We all remember the scrapes and bumps we endured while playing outdoors during summer vacation as kids. But one North Carolina boy had a serious medical emergency after a run-in with a venomous snake while at home.
On June 10, 14-year-old Benjamin Levy was playing basketball with his younger siblings nearby, local FOX affiliate WJZY reports. But when he went to go back inside, a venomous reptile took him by surprise.
"He opened up the garage door, and waiting for him was a copperhead," Joel Levy, the boy's father, told WJZY.
The boy's father quickly reached out for help identifying the snake.
The surprise encounter resulted in a painful bite that landed between Benjamin's toes. But the teen acted quickly by running to grab his 2-year-old brother and heading inside to alert his father.
"He came running in and said, 'Dad, I think I just got bit,' I looked at his foot, and it was quite bloody," Levy told WJZY.
Joel said his next step was to try to identify the reptile that had bitten his son, turning to social media in an effort to get a quick answer. "I frankly posted something on Facebook that said, 'Hey, just for verification, is this, in fact, a copperhead?'" he told the news outlet.
Joel said his son ignored two important pieces of advice before the accident.
Once it was verified that the snake in question was a copperhead, Joel took his son to a nearby hospital for medical attention. Fortunately, doctors had copperhead antivenom on hand to treat the injury—even though it came with a high price tag that Levy says eventually came out to roughly $60,000, he told WJZY.
In light of the event, Levy says he hopes his son's ordeal will serve as a reminder to other families to keep an eye out for potentially dangerous venomous snakes like copperheads. But he did point out that Benjamin has already admitted to not following some simple safety rules leading up to his close encounter.
"I continuously tell my children—and I have six—they need to close the garage door because, I say, snakes will want to go inside," Levy told WJZY. "And I say, 'Hey, if you're going to go outside you need to wear shoes.' And so my son is taking this in very good humor, has laughed, and said, 'I guess, dad, you were right.'"

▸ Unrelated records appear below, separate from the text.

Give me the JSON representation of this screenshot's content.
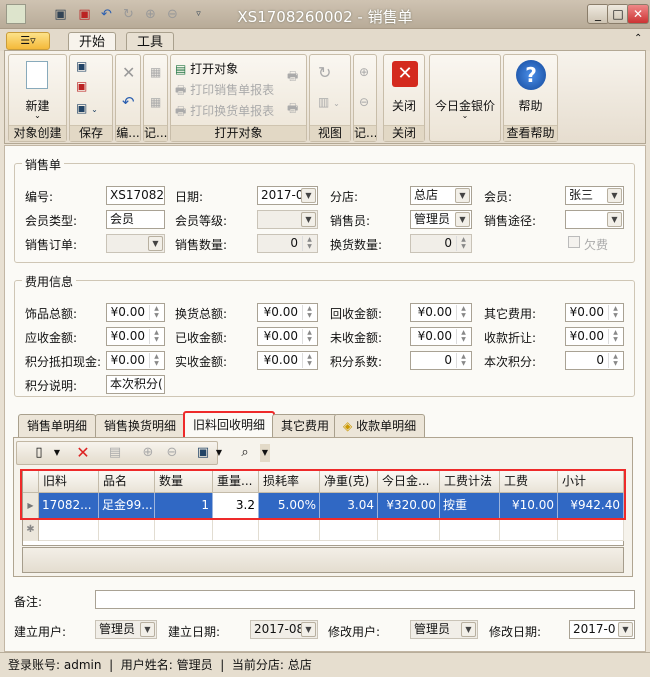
{
  "window": {
    "title": "XS1708260002 - 销售单"
  },
  "ribbon": {
    "tabs": [
      "开始",
      "工具"
    ],
    "new_label": "新建",
    "open_object": "打开对象",
    "print_sales": "打印销售单报表",
    "print_exchange": "打印换货单报表",
    "close_label": "关闭",
    "gold_price_label": "今日金银价",
    "help_label": "帮助",
    "groups": [
      "对象创建",
      "保存",
      "编...",
      "记...",
      "打开对象",
      "视图",
      "记...",
      "关闭",
      "",
      "查看帮助"
    ]
  },
  "sales": {
    "title": "销售单",
    "fields": [
      {
        "label": "编号:",
        "value": "XS170826"
      },
      {
        "label": "日期:",
        "value": "2017-0"
      },
      {
        "label": "分店:",
        "value": "总店"
      },
      {
        "label": "会员:",
        "value": "张三"
      },
      {
        "label": "会员类型:",
        "value": "会员"
      },
      {
        "label": "会员等级:",
        "value": ""
      },
      {
        "label": "销售员:",
        "value": "管理员"
      },
      {
        "label": "销售途径:",
        "value": ""
      },
      {
        "label": "销售订单:",
        "value": ""
      },
      {
        "label": "销售数量:",
        "value": "0"
      },
      {
        "label": "换货数量:",
        "value": "0"
      },
      {
        "label": "欠费",
        "value": false
      }
    ]
  },
  "fees": {
    "title": "费用信息",
    "fields": [
      {
        "label": "饰品总额:",
        "value": "¥0.00"
      },
      {
        "label": "换货总额:",
        "value": "¥0.00"
      },
      {
        "label": "回收金额:",
        "value": "¥0.00"
      },
      {
        "label": "其它费用:",
        "value": "¥0.00"
      },
      {
        "label": "应收金额:",
        "value": "¥0.00"
      },
      {
        "label": "已收金额:",
        "value": "¥0.00"
      },
      {
        "label": "未收金额:",
        "value": "¥0.00"
      },
      {
        "label": "收款折让:",
        "value": "¥0.00"
      },
      {
        "label": "积分抵扣现金:",
        "value": "¥0.00"
      },
      {
        "label": "实收金额:",
        "value": "¥0.00"
      },
      {
        "label": "积分系数:",
        "value": "0"
      },
      {
        "label": "本次积分:",
        "value": "0"
      },
      {
        "label": "积分说明:",
        "value": "本次积分("
      }
    ]
  },
  "detail_tabs": [
    "销售单明细",
    "销售换货明细",
    "旧料回收明细",
    "其它费用",
    "收款单明细"
  ],
  "active_tab": "旧料回收明细",
  "grid": {
    "columns": [
      "旧料",
      "品名",
      "数量",
      "重量...",
      "损耗率",
      "净重(克)",
      "今日金...",
      "工费计法",
      "工费",
      "小计"
    ],
    "rows": [
      [
        "17082...",
        "足金99...",
        "1",
        "3.2",
        "5.00%",
        "3.04",
        "¥320.00",
        "按重",
        "¥10.00",
        "¥942.40"
      ]
    ]
  },
  "footer": {
    "remark_label": "备注:",
    "remark_value": "",
    "creator_label": "建立用户:",
    "creator": "管理员",
    "created_label": "建立日期:",
    "created": "2017-08",
    "modifier_label": "修改用户:",
    "modifier": "管理员",
    "modified_label": "修改日期:",
    "modified": "2017-0"
  },
  "status": {
    "text": "登录账号: admin  |  用户姓名: 管理员  |  当前分店: 总店"
  },
  "colors": {
    "selection": "#3068c4",
    "highlight": "#ee2a2a",
    "frame": "#c2b6a4"
  }
}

Here's how to avoid getting bitten by a copperhead snake—and what you should do in an emergency.
While it's practically impossible to avoid all run-ins with snakes, there are still a few ways you can keep yourself safe or lessen your chances of getting bitten. According to experts, Levy's advice about wearing shoes and other protective clothing is sound.
"Copperheads are pit vipers with relatively short fangs," Gene Caballero, co-founder of lawn services company GreenPal, previously told Best Life. "Wearing robust clothing can prevent them from reaching your skin."

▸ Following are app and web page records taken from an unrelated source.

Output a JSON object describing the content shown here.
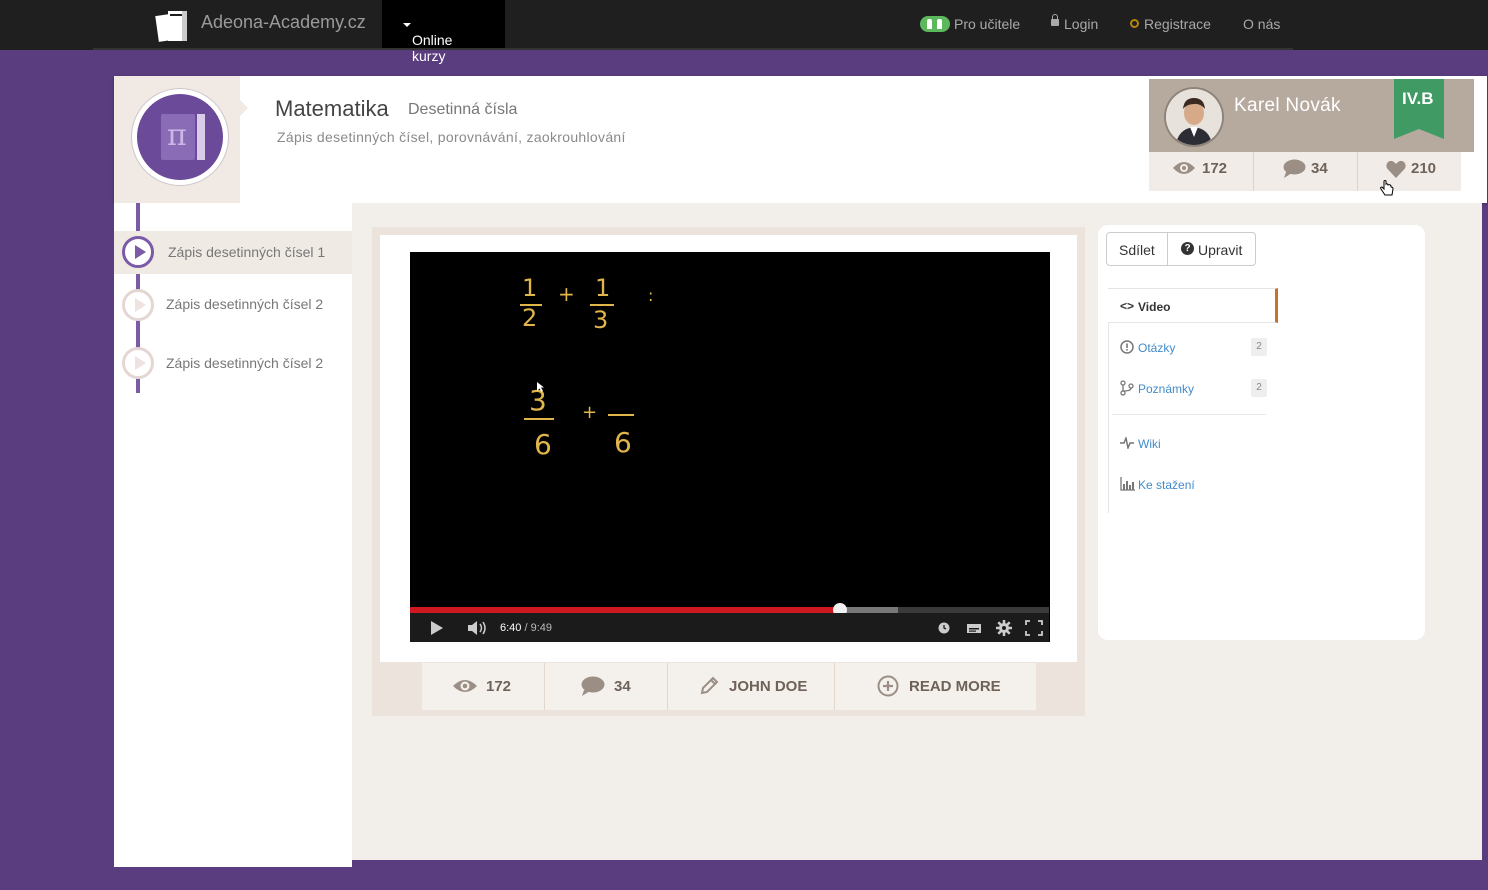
{
  "nav": {
    "brand": "Adeona-Academy.cz",
    "online_kurzy": "Online kurzy",
    "pro_ucitele": "Pro učitele",
    "login": "Login",
    "registrace": "Registrace",
    "o_nas": "O nás"
  },
  "course": {
    "title": "Matematika",
    "subtitle": "Desetinná čísla",
    "description": "Zápis desetinných čísel, porovnávání, zaokrouhlování"
  },
  "profile": {
    "name": "Karel Novák",
    "class_badge": "IV.B",
    "views": "172",
    "comments": "34",
    "likes": "210"
  },
  "lessons": [
    {
      "label": "Zápis desetinných čísel 1",
      "active": true
    },
    {
      "label": "Zápis desetinných čísel 2",
      "active": false
    },
    {
      "label": "Zápis desetinných čísel 2",
      "active": false
    }
  ],
  "video": {
    "current_time": "6:40",
    "duration": "/ 9:49",
    "played_fraction": 0.673,
    "buffered_fraction": 0.764,
    "board": {
      "eq1_a_num": "1",
      "eq1_a_den": "2",
      "eq1_plus": "+",
      "eq1_b_num": "1",
      "eq1_b_den": "3",
      "eq1_colon": ":",
      "eq2_a_num": "3",
      "eq2_a_den": "6",
      "eq2_plus": "+",
      "eq2_b_den": "6"
    }
  },
  "video_stats": {
    "views": "172",
    "comments": "34",
    "author": "JOHN DOE",
    "read_more": "READ MORE"
  },
  "actions": {
    "share": "Sdílet",
    "edit": "Upravit"
  },
  "tabs": [
    {
      "label": "Video",
      "icon": "code-icon",
      "badge": ""
    },
    {
      "label": "Otázky",
      "icon": "exclamation-circle-icon",
      "badge": "2"
    },
    {
      "label": "Poznámky",
      "icon": "branch-icon",
      "badge": "2"
    },
    {
      "label": "Wiki",
      "icon": "pulse-icon",
      "badge": ""
    },
    {
      "label": "Ke stažení",
      "icon": "bar-chart-icon",
      "badge": ""
    }
  ],
  "colors": {
    "page_bg": "#5a3d7e",
    "accent_purple": "#7b5aa6",
    "progress_red": "#cc181e",
    "badge_green": "#3f9a63",
    "tab_active_border": "#c7712b"
  }
}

Of course, it also helps to stay alert when spending time in places where copperheads might be hiding.
"Common sense things like not putting your body parts into places you can't see, not walking barefoot at night, not walking barefoot in thick vegetation, using a flashlight at night, not sticking your hands up underneath wood piles, watching what you are doing at all times, watching where you put your hands and feet will prevent the great majority of bites," Jeff Beane, herpetology collection manager at the North Carolina Museum of Natural Science in Raleigh, told The News & Observer.

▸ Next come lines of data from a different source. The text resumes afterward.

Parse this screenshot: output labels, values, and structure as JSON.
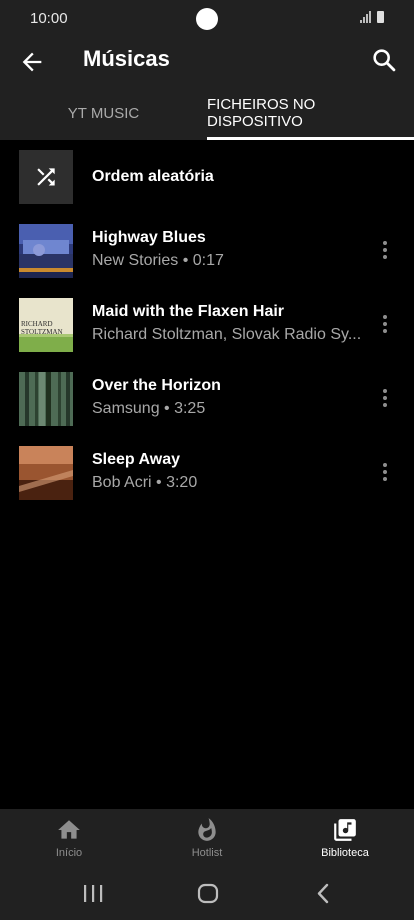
{
  "status": {
    "time": "10:00"
  },
  "app_bar": {
    "title": "Músicas",
    "back_icon": "arrow-left-icon",
    "search_icon": "search-icon"
  },
  "tabs": [
    {
      "label": "YT MUSIC",
      "active": false
    },
    {
      "label": "FICHEIROS NO DISPOSITIVO",
      "active": true
    }
  ],
  "shuffle": {
    "label": "Ordem aleatória",
    "icon": "shuffle-icon"
  },
  "tracks": [
    {
      "title": "Highway Blues",
      "subtitle": "New Stories • 0:17"
    },
    {
      "title": "Maid with the Flaxen Hair",
      "subtitle": "Richard Stoltzman, Slovak Radio Sy...",
      "art_text": "RICHARD STOLTZMAN"
    },
    {
      "title": "Over the Horizon",
      "subtitle": "Samsung • 3:25"
    },
    {
      "title": "Sleep Away",
      "subtitle": "Bob Acri • 3:20"
    }
  ],
  "bottom_nav": [
    {
      "label": "Início",
      "icon": "home-icon",
      "active": false
    },
    {
      "label": "Hotlist",
      "icon": "flame-icon",
      "active": false
    },
    {
      "label": "Biblioteca",
      "icon": "library-icon",
      "active": true
    }
  ],
  "colors": {
    "bar_bg": "#212121",
    "background": "#000000",
    "secondary_text": "#a8a8a8"
  }
}
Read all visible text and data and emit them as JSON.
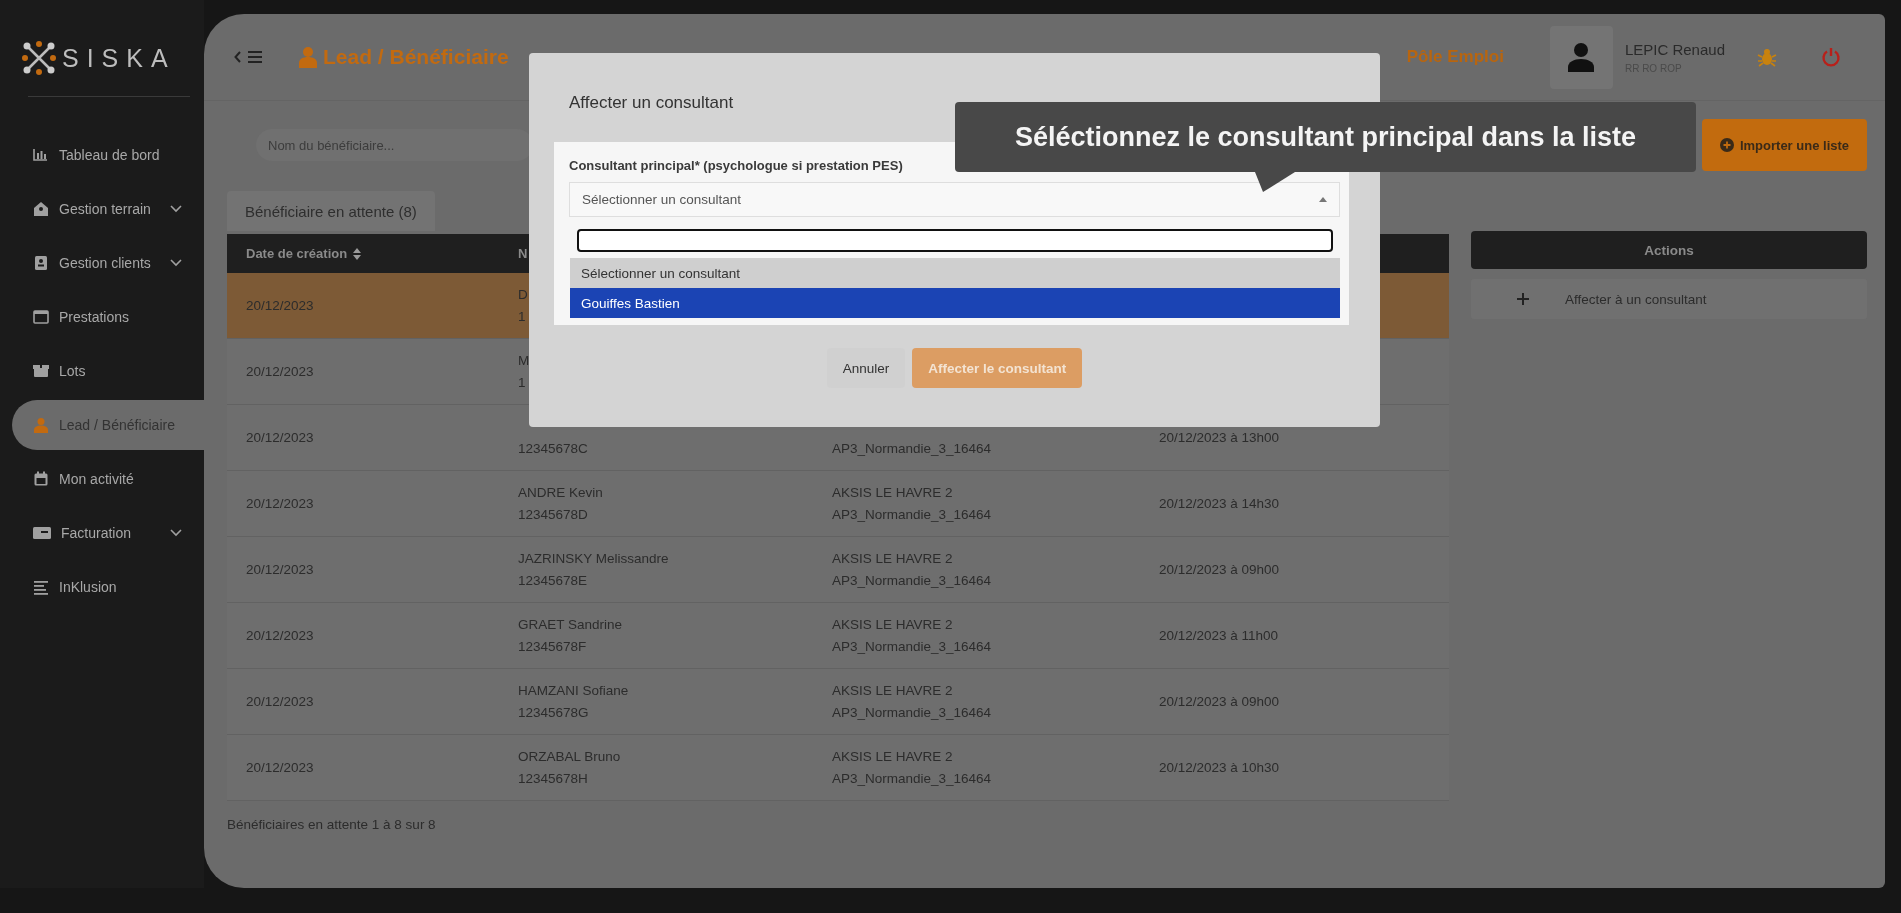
{
  "sidebar": {
    "logo": "SISKA",
    "items": [
      {
        "label": "Tableau de bord",
        "selected": false,
        "expandable": false
      },
      {
        "label": "Gestion terrain",
        "selected": false,
        "expandable": true
      },
      {
        "label": "Gestion clients",
        "selected": false,
        "expandable": true
      },
      {
        "label": "Prestations",
        "selected": false,
        "expandable": false
      },
      {
        "label": "Lots",
        "selected": false,
        "expandable": false
      },
      {
        "label": "Lead / Bénéficiaire",
        "selected": true,
        "expandable": false
      },
      {
        "label": "Mon activité",
        "selected": false,
        "expandable": false
      },
      {
        "label": "Facturation",
        "selected": false,
        "expandable": true
      },
      {
        "label": "InKlusion",
        "selected": false,
        "expandable": false
      }
    ]
  },
  "header": {
    "title": "Lead / Bénéficiaire",
    "subtitle": "Pôle Emploi",
    "user": {
      "name": "LEPIC Renaud",
      "role": "RR RO ROP"
    }
  },
  "search": {
    "placeholder": "Nom du bénéficiaire..."
  },
  "import_button": "Importer une liste",
  "tabs": [
    {
      "label": "Bénéficiaire en attente (8)",
      "selected": true
    }
  ],
  "table": {
    "columns": [
      {
        "label": "Date de création",
        "sortable": true
      },
      {
        "label": "N"
      }
    ],
    "rows": [
      {
        "selected": true,
        "cells": [
          [
            "20/12/2023"
          ],
          [
            "D",
            "1"
          ]
        ]
      },
      {
        "selected": false,
        "cells": [
          [
            "20/12/2023"
          ],
          [
            "M",
            "1"
          ]
        ]
      },
      {
        "selected": false,
        "cells": [
          [
            "20/12/2023"
          ],
          [
            null,
            "12345678C"
          ],
          [
            null,
            "AP3_Normandie_3_16464"
          ],
          [
            "20/12/2023 à 13h00"
          ]
        ]
      },
      {
        "selected": false,
        "cells": [
          [
            "20/12/2023"
          ],
          [
            "ANDRE Kevin",
            "12345678D"
          ],
          [
            "AKSIS LE HAVRE 2",
            "AP3_Normandie_3_16464"
          ],
          [
            "20/12/2023 à 14h30"
          ]
        ]
      },
      {
        "selected": false,
        "cells": [
          [
            "20/12/2023"
          ],
          [
            "JAZRINSKY Melissandre",
            "12345678E"
          ],
          [
            "AKSIS LE HAVRE 2",
            "AP3_Normandie_3_16464"
          ],
          [
            "20/12/2023 à 09h00"
          ]
        ]
      },
      {
        "selected": false,
        "cells": [
          [
            "20/12/2023"
          ],
          [
            "GRAET Sandrine",
            "12345678F"
          ],
          [
            "AKSIS LE HAVRE 2",
            "AP3_Normandie_3_16464"
          ],
          [
            "20/12/2023 à 11h00"
          ]
        ]
      },
      {
        "selected": false,
        "cells": [
          [
            "20/12/2023"
          ],
          [
            "HAMZANI Sofiane",
            "12345678G"
          ],
          [
            "AKSIS LE HAVRE 2",
            "AP3_Normandie_3_16464"
          ],
          [
            "20/12/2023 à 09h00"
          ]
        ]
      },
      {
        "selected": false,
        "cells": [
          [
            "20/12/2023"
          ],
          [
            "ORZABAL Bruno",
            "12345678H"
          ],
          [
            "AKSIS LE HAVRE 2",
            "AP3_Normandie_3_16464"
          ],
          [
            "20/12/2023 à 10h30"
          ]
        ]
      }
    ]
  },
  "actions": {
    "title": "Actions",
    "items": [
      "Affecter à un consultant"
    ]
  },
  "footer": "Bénéficiaires en attente 1 à 8 sur 8",
  "modal": {
    "title": "Affecter un consultant",
    "field": {
      "label": "Consultant principal* (psychologue si prestation PES)",
      "placeholder": "Sélectionner un consultant",
      "expanded": true
    },
    "options": [
      {
        "label": "Sélectionner un consultant",
        "selected": false
      },
      {
        "label": "Gouiffes Bastien",
        "selected": true
      }
    ],
    "buttons": [
      {
        "label": "Annuler",
        "kind": "secondary"
      },
      {
        "label": "Affecter le consultant",
        "kind": "primary"
      }
    ]
  },
  "tooltip": "Séléctionnez le consultant principal dans la liste"
}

If you do wind up bitten, it's still a good idea to try to get a photo of the reptile if you can safely do so, according to the Centers for Disease Control and Prevention (CDC). It's important to seek medical attention immediately, washing the bite area with soap and water and removing any rings or other jewelry that swelling could affect.
However, you should avoid taking any painkillers preemptively, and you shouldn't use a tourniquet, slash the wound, try to suck out the venom, or apply ice to the wound, the agency advises.